Component data from apps and pages:

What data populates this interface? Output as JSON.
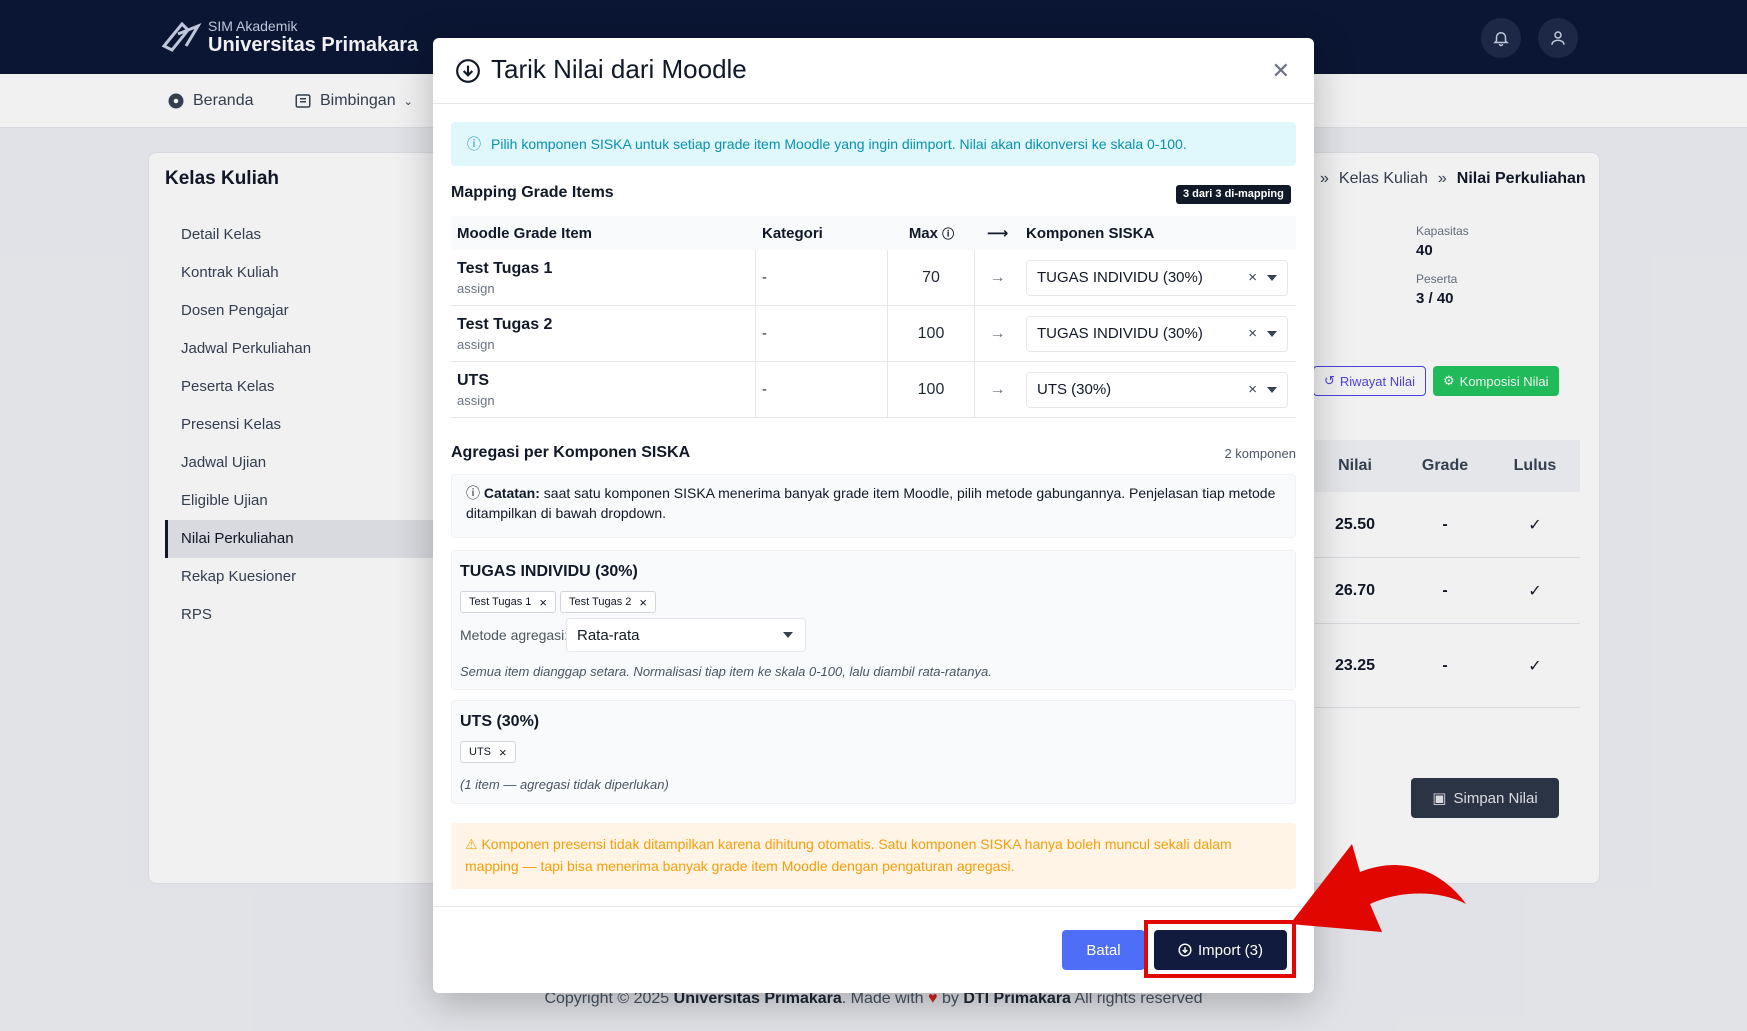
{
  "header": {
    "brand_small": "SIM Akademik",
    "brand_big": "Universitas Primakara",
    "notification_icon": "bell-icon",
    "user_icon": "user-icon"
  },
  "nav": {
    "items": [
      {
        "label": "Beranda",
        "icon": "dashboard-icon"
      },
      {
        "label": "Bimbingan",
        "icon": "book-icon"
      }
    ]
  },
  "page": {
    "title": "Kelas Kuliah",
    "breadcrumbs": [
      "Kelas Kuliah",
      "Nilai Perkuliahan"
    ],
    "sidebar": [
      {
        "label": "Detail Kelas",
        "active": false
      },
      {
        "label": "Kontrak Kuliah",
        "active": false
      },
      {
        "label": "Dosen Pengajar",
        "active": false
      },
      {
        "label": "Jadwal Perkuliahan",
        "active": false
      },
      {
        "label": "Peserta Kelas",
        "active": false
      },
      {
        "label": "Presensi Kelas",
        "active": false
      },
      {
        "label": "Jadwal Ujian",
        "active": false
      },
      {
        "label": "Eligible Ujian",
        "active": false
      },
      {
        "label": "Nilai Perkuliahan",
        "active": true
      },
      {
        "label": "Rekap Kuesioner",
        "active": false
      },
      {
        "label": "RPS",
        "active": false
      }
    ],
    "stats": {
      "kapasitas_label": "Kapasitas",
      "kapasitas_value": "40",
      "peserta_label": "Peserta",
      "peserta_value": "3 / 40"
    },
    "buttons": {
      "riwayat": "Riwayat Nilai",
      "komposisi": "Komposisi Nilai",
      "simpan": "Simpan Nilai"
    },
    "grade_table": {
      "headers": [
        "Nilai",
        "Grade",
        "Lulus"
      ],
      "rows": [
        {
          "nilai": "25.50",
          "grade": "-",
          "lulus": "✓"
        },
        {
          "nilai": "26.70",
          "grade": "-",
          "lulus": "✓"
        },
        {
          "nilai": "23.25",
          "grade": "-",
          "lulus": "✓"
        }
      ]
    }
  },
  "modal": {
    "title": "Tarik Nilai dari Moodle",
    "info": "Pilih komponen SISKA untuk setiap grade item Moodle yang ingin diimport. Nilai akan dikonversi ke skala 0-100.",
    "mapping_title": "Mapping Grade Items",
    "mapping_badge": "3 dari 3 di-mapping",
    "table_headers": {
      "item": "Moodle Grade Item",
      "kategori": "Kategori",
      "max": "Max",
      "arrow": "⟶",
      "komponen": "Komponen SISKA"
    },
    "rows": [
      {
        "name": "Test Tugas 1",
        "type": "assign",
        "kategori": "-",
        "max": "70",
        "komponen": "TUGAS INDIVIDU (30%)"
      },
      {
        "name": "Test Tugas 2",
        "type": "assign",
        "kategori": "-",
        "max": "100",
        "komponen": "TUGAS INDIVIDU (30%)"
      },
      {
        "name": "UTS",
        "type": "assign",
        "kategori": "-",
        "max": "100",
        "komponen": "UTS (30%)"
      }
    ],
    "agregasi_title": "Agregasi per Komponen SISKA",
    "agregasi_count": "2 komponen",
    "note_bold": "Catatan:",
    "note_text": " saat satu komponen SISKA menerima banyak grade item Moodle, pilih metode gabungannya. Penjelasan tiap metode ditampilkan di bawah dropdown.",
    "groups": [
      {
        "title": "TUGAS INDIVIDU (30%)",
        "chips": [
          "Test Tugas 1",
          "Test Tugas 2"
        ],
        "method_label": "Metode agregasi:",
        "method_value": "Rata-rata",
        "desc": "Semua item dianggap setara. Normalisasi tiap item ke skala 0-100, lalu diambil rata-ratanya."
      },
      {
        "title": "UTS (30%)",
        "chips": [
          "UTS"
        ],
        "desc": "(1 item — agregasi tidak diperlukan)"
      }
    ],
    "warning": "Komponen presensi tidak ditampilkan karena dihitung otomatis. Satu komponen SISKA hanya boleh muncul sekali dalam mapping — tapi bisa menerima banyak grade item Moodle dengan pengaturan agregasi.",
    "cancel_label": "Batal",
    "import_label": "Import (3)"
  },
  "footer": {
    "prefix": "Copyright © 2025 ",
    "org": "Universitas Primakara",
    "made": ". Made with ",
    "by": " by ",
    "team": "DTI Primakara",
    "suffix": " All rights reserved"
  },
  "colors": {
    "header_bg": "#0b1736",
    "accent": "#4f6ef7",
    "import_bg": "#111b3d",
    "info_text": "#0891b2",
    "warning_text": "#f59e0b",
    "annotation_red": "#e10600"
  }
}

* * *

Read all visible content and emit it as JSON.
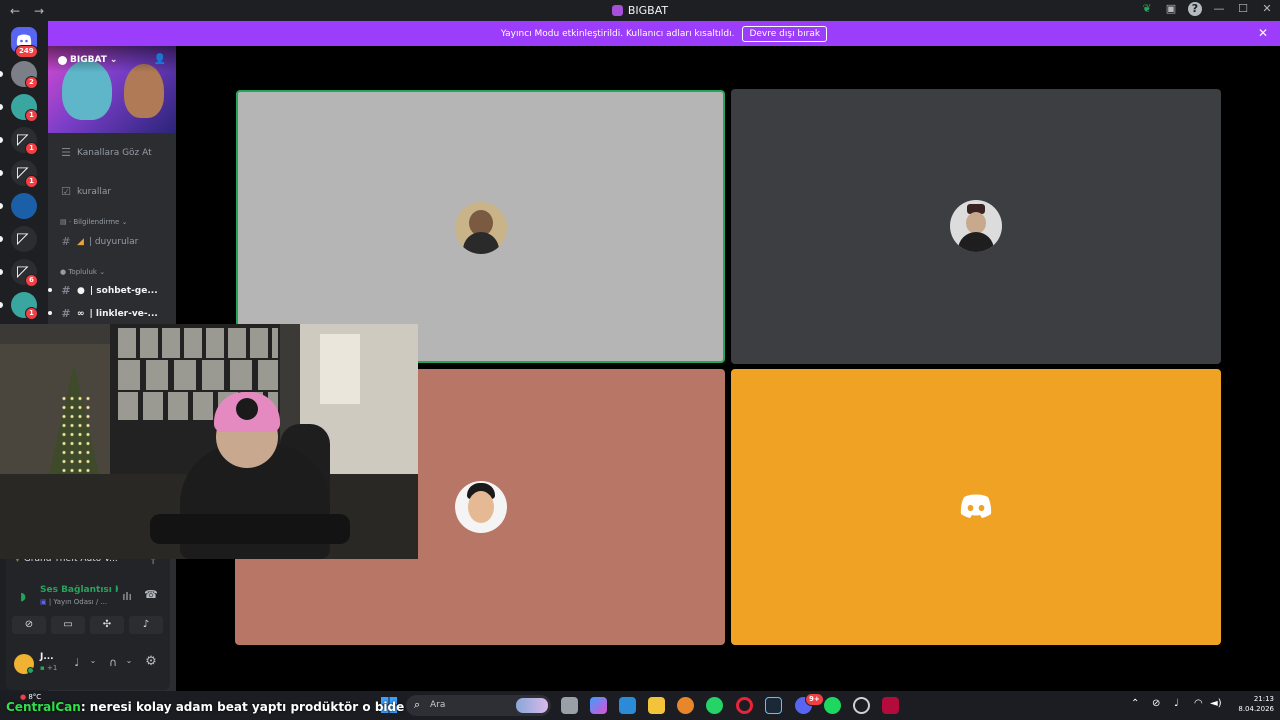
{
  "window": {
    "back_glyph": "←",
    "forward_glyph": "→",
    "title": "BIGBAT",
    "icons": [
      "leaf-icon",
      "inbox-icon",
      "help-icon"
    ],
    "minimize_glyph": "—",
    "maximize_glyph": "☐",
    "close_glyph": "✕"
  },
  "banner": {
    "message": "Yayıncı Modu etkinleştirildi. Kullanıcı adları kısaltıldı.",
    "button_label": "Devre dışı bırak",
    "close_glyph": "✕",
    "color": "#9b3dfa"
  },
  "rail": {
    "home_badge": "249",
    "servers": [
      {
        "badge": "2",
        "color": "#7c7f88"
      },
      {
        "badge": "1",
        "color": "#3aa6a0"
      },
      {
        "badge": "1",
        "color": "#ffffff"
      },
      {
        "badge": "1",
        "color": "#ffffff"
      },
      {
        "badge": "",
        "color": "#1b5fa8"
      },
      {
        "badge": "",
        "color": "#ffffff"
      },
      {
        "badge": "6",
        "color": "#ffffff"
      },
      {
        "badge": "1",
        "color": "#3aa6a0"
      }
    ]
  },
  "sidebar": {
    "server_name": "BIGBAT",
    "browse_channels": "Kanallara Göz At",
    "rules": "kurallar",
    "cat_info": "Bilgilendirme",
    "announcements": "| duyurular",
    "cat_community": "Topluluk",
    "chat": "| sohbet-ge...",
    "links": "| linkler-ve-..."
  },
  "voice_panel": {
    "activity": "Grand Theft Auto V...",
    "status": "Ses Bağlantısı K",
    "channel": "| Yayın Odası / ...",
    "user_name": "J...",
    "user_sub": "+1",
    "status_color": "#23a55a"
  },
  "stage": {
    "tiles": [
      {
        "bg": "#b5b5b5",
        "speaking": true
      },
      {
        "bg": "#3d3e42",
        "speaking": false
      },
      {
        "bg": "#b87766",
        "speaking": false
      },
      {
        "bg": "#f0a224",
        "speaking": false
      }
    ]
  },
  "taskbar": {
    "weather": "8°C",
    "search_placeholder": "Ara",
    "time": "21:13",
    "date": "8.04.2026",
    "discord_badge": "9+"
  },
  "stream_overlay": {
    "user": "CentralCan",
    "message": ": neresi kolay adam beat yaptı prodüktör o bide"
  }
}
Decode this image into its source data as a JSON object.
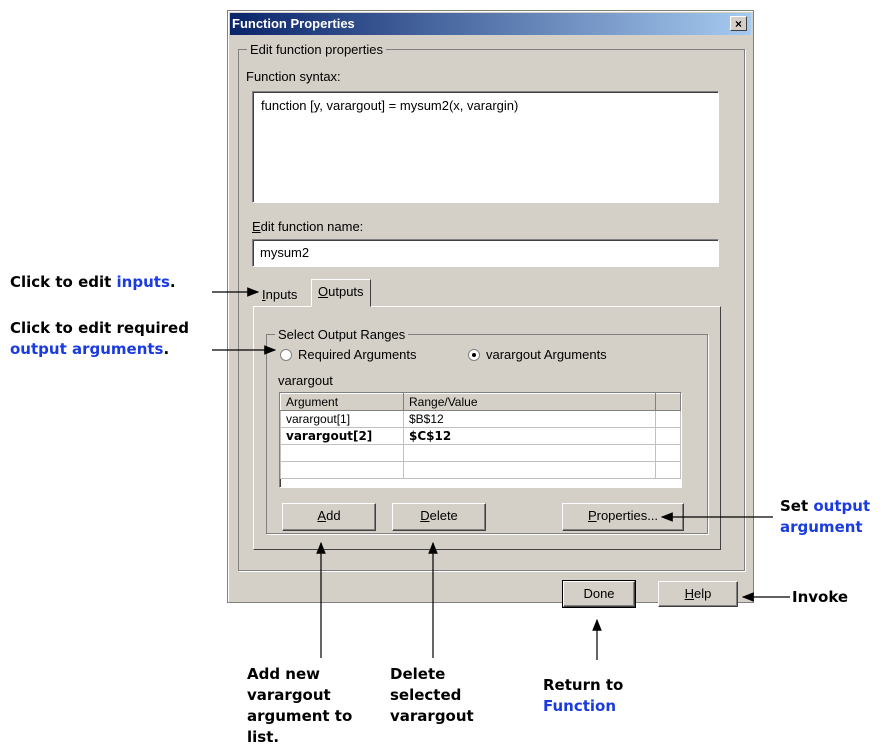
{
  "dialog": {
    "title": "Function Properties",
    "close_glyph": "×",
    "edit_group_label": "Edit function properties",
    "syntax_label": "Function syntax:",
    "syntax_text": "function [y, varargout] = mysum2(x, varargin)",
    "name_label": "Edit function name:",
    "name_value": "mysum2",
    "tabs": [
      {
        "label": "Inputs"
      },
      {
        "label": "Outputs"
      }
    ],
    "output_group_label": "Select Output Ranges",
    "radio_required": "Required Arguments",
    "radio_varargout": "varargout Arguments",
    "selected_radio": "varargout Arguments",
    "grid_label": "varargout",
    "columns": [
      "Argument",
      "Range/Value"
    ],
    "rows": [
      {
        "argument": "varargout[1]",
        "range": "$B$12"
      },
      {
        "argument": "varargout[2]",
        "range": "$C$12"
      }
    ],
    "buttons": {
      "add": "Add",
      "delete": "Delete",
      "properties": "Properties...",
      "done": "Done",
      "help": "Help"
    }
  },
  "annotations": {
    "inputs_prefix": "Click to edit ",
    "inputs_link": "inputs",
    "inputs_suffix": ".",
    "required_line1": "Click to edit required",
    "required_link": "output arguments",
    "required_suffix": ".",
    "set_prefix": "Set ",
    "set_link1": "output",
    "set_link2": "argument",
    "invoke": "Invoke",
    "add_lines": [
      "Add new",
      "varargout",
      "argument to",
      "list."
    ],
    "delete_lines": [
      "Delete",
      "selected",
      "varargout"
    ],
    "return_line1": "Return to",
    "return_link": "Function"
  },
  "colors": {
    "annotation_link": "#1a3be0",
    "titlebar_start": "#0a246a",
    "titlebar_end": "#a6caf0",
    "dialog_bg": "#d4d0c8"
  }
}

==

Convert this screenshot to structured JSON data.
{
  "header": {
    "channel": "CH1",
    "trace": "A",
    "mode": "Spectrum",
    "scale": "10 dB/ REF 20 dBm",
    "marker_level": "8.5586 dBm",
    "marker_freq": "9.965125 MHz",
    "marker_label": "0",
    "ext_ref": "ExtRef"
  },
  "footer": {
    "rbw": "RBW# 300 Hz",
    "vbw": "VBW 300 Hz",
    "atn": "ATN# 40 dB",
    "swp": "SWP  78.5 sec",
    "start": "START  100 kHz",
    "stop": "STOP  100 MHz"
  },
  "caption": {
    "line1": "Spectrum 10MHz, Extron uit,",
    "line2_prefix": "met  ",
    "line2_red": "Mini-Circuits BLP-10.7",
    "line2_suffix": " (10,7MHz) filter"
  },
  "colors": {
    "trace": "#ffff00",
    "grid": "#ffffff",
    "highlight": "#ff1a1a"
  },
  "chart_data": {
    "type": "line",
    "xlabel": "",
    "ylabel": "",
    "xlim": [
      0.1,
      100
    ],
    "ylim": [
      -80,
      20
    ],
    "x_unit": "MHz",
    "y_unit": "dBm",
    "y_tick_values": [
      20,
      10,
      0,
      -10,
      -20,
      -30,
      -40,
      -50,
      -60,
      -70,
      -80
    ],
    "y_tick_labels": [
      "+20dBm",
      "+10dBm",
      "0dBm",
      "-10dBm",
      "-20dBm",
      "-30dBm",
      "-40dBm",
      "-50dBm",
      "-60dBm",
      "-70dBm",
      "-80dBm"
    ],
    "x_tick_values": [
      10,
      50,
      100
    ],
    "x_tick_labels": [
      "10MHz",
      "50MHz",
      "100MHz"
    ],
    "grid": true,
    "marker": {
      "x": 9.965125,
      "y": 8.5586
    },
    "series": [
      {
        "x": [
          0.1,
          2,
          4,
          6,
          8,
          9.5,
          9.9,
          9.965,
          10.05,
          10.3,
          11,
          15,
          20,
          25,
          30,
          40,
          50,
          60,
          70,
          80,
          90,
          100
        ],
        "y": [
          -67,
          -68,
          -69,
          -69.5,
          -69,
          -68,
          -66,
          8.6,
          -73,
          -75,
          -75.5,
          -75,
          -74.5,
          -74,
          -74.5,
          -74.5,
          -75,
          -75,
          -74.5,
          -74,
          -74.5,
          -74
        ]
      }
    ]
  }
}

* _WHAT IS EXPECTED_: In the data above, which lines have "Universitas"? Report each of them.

* _PROBLEM SOLUTION_:
    "brand_big": "Universitas Primakara",
    "org": "Universitas Primakara",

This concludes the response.